Personalized learning has become such a high priority in K–12 education that the state of Rhode Island is pledging $2 million in a public-private effort to push forward initiatives, Education Week reports.
Put forward by the state’s Office of Innovation, this effort will support a spread of efforts to tailor education to student’s individual needs. The Office of Innovation’s former director — and recently named CEO of ISTE — Richard Culatta says the first step the state undertook was to define what personalized learning meant.
“You say personalized learning and 30 people in the room have eight different definitions of what that means,” says Culatta. “We tried to lay that definition out very clearly and concisely.”
In the state’s personalized learning white paper, the method is defined by three main components that are adjusted for each student’s needs.
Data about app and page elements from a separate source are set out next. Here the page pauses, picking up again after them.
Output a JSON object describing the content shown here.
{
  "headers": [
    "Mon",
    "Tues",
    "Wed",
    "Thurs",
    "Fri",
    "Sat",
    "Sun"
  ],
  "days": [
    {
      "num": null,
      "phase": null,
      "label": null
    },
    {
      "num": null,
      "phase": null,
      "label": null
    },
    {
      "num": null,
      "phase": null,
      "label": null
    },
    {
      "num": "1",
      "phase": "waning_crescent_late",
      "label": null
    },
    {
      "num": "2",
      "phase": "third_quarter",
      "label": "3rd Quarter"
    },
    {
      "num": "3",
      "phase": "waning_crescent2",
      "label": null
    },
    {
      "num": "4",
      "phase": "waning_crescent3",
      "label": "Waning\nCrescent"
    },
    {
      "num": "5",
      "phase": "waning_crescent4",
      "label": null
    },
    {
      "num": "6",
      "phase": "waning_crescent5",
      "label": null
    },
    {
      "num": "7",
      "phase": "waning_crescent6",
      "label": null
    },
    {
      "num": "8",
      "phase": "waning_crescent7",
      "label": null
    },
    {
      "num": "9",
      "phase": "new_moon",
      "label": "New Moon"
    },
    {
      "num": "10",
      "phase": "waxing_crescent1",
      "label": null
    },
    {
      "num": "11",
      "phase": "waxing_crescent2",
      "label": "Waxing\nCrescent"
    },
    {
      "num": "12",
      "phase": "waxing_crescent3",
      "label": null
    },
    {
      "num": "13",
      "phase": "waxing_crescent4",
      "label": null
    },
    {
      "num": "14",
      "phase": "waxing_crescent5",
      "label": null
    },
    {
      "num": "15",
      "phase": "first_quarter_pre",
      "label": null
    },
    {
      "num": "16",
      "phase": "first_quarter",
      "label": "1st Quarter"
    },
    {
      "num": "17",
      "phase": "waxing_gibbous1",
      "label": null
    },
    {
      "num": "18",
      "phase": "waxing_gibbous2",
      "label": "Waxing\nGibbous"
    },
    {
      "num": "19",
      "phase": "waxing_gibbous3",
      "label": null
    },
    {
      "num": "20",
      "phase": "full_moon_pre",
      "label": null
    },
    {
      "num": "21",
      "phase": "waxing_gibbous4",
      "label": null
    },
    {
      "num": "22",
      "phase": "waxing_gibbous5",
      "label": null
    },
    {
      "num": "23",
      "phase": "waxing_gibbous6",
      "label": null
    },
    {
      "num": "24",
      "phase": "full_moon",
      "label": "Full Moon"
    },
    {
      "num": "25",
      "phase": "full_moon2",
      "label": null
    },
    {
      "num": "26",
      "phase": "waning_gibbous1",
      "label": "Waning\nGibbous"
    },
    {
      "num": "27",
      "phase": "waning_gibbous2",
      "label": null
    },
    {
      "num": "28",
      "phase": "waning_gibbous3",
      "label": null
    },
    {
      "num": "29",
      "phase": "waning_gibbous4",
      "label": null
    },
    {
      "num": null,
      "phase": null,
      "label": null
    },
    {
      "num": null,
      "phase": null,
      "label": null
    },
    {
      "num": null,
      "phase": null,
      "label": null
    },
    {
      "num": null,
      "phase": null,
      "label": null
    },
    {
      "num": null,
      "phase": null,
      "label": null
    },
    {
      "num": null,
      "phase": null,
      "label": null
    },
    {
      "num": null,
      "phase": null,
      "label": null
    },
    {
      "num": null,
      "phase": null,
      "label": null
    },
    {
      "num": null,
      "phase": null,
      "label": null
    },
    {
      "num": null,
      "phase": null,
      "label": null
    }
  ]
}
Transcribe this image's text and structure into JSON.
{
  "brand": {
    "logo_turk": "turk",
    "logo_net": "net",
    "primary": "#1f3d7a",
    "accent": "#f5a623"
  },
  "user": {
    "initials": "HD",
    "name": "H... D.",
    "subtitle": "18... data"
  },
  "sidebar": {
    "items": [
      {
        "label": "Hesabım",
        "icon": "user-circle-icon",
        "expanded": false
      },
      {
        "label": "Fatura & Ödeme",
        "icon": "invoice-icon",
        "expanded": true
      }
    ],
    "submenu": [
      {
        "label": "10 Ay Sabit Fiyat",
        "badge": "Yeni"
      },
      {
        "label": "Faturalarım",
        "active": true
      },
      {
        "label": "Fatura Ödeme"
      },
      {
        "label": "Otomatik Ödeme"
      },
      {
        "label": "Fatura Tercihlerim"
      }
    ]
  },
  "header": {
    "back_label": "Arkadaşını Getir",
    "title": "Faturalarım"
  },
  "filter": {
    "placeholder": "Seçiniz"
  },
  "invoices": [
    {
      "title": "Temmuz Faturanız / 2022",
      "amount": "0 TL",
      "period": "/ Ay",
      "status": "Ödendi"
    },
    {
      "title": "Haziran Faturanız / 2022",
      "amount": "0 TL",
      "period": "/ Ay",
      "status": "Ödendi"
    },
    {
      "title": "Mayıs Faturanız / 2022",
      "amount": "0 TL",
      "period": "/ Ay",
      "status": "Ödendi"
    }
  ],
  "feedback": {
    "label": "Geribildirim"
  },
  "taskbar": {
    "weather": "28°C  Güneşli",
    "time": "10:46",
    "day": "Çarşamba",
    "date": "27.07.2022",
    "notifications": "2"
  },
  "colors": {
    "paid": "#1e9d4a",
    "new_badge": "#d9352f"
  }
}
These components are:
Culatta urges that while the definition helps to make sure everyone is on the same page, it’s not prescriptive of what a personalized learning experience should look like.
“In each of these elements, educators and students take collective ownership to customize individualized learning experiences,” reads the white paper.
Another part of this effort is the Lighthouse Schools Challenge Grant, a challenge where schools will submit their models of personalized learning, and the state will choose schools to help facilitate a full-school rollout of this model.
“We hope that we will actually see multiple different designs from across the state,” says Culatta.
With no clear sign of the federal government pushing forward tech-filled education initiatives anytime soon, Education Week posed that this Rhode Island push could “signal broader shifts” where states step up to spur innovation in education.
Culatta also says the Office of Innovation started the program in hopes that the small state could serve as a model for the rest of the country.
“We went into this saying how Rhode Island could become a lab state for personalized learning,” he says. “I hope other states take our vision and run with it. We made it to be borrowed and used by others.”
Part of the Rhode Island vision for personalized learning is to be “technology-enabled, teacher facilitated.” Though the white paper indicates that tech is critical to help “students and families view learning progress in real time and across disciples and courses or learning experiences,” simply giving all students a device will not suffice.
Personalized learning is all about using technology mindfully, like how some schools are using it as a backbone to provide flexibility and agility. In the ISTE’s Standard for Students, technology is integral as a tool to help students be empowered learners — a key component of personalization.
“Students leverage technology to take an active role in choosing, achieving and demonstrating competency in their learning goals,” reads the standard.
When it comes to the technology schools can use for this, some effective tools aren’t that complicated. All of Google’s apps, from Docs to Forms, are great for differentiation, and some recent updates to Google Classroom have made it easier to create individualized learning plans.